Dataset entries =>
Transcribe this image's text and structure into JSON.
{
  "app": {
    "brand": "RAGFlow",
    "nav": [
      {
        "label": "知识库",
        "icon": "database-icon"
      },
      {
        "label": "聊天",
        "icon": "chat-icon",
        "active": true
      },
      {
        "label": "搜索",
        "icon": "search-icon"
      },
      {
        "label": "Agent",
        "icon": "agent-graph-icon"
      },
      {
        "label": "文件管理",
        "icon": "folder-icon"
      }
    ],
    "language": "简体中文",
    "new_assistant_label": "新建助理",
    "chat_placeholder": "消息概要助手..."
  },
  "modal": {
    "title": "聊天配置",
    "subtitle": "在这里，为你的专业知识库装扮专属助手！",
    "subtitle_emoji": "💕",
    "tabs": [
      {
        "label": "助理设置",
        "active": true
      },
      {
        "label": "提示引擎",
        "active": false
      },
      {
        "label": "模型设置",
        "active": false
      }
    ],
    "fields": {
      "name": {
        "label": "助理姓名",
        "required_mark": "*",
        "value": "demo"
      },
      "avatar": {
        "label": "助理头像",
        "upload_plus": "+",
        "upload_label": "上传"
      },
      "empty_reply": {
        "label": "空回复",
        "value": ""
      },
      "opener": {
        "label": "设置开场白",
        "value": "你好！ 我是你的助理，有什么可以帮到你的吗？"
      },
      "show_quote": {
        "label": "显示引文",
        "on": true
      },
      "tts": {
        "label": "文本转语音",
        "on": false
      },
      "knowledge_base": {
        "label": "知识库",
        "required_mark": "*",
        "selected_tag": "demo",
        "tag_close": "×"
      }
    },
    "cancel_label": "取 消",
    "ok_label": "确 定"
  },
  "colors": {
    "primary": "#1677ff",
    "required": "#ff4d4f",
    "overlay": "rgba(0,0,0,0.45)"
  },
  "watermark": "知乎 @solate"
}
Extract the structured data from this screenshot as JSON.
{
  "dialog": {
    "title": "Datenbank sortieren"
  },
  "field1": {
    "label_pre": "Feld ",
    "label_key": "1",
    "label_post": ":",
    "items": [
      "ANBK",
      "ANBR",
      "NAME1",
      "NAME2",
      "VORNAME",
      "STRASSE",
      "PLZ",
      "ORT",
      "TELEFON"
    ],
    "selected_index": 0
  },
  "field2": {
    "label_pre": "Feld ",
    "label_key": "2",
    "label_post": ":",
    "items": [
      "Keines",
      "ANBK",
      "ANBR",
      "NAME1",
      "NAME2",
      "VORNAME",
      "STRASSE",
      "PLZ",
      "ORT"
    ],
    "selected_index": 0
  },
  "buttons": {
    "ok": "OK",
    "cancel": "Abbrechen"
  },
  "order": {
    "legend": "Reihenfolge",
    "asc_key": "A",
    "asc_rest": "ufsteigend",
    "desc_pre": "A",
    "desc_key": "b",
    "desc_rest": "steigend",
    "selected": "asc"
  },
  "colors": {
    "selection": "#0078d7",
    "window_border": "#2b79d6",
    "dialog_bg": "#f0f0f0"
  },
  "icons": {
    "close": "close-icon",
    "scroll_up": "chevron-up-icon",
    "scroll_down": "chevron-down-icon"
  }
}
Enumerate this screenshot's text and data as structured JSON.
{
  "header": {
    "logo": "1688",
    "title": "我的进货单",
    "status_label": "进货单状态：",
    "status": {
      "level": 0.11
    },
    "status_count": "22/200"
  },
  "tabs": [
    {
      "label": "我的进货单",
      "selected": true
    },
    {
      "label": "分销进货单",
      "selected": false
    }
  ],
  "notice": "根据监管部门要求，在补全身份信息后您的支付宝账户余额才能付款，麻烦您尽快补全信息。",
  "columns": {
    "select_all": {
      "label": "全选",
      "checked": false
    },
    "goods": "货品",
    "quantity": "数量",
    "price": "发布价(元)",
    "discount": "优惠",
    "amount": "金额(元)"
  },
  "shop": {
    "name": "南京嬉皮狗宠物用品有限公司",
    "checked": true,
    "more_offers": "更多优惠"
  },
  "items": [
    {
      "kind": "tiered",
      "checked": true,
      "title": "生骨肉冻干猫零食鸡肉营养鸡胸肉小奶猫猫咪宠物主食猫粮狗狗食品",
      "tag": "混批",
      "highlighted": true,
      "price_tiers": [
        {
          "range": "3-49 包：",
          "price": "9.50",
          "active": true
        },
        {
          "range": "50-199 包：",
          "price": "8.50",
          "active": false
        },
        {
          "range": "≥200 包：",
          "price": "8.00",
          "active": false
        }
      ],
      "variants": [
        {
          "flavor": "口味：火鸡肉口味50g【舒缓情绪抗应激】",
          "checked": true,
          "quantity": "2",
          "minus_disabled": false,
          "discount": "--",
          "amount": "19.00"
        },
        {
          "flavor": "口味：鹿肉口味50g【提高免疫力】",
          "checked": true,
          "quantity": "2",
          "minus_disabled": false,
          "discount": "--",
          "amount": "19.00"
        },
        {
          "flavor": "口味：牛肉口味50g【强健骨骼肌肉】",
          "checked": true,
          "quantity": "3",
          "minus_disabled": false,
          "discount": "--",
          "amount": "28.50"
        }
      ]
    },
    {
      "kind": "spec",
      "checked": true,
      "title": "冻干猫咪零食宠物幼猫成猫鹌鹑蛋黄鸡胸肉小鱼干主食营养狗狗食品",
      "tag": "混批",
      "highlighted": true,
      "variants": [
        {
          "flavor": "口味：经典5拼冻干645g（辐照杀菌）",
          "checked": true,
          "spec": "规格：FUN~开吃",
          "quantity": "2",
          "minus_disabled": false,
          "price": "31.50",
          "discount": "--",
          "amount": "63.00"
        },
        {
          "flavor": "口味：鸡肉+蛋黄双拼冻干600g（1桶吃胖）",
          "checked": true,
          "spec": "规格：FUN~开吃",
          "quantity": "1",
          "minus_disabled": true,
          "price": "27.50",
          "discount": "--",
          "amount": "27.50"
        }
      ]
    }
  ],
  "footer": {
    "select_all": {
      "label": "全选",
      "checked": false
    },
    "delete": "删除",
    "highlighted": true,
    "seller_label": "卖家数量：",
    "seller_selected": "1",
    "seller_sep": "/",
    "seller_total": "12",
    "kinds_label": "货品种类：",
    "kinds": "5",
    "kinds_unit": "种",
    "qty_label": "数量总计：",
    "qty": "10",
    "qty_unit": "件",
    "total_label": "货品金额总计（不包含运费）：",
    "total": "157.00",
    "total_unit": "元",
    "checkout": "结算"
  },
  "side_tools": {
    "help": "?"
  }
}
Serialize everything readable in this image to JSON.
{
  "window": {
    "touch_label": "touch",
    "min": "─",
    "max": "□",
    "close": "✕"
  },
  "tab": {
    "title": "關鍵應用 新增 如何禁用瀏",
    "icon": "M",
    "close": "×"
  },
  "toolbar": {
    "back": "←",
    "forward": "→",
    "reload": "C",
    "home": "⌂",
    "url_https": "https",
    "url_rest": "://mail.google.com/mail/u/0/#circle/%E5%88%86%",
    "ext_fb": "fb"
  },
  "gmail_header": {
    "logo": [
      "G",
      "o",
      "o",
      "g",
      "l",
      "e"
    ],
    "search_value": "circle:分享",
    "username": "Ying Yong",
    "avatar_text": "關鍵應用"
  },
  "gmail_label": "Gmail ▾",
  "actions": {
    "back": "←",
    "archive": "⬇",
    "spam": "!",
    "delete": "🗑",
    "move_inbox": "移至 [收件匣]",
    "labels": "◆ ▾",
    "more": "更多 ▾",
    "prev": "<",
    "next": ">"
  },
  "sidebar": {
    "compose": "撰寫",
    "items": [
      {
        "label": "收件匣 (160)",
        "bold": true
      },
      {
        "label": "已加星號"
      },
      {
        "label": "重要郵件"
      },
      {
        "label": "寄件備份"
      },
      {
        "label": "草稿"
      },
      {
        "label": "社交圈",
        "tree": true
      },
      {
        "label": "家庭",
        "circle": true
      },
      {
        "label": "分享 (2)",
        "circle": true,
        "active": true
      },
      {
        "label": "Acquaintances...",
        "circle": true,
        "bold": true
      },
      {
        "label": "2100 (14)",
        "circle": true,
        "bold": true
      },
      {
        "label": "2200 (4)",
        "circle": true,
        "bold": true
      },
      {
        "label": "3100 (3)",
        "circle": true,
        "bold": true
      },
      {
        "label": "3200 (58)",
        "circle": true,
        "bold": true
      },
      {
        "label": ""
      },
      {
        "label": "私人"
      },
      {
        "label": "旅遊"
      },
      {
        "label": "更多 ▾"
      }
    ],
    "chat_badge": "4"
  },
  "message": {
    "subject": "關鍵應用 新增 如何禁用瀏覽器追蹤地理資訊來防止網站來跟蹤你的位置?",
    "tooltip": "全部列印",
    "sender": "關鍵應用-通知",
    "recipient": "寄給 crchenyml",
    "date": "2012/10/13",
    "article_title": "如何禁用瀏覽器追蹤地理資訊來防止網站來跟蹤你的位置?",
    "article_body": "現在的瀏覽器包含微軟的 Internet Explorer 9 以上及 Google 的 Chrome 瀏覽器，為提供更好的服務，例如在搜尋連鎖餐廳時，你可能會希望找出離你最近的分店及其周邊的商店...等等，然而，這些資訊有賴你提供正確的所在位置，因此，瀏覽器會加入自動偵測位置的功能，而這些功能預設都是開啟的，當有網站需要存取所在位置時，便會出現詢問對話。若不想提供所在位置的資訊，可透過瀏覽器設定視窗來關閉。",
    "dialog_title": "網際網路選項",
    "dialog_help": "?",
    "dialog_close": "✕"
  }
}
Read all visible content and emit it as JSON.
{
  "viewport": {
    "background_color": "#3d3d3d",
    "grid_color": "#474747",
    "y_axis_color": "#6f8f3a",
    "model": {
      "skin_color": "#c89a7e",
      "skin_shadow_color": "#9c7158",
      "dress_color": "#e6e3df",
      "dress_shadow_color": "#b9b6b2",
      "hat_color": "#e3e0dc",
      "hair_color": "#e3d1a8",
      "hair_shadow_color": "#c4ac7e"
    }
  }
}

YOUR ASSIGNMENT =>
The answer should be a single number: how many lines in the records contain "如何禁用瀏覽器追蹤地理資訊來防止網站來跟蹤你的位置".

RESULT OF THIS EXERCISE =>
2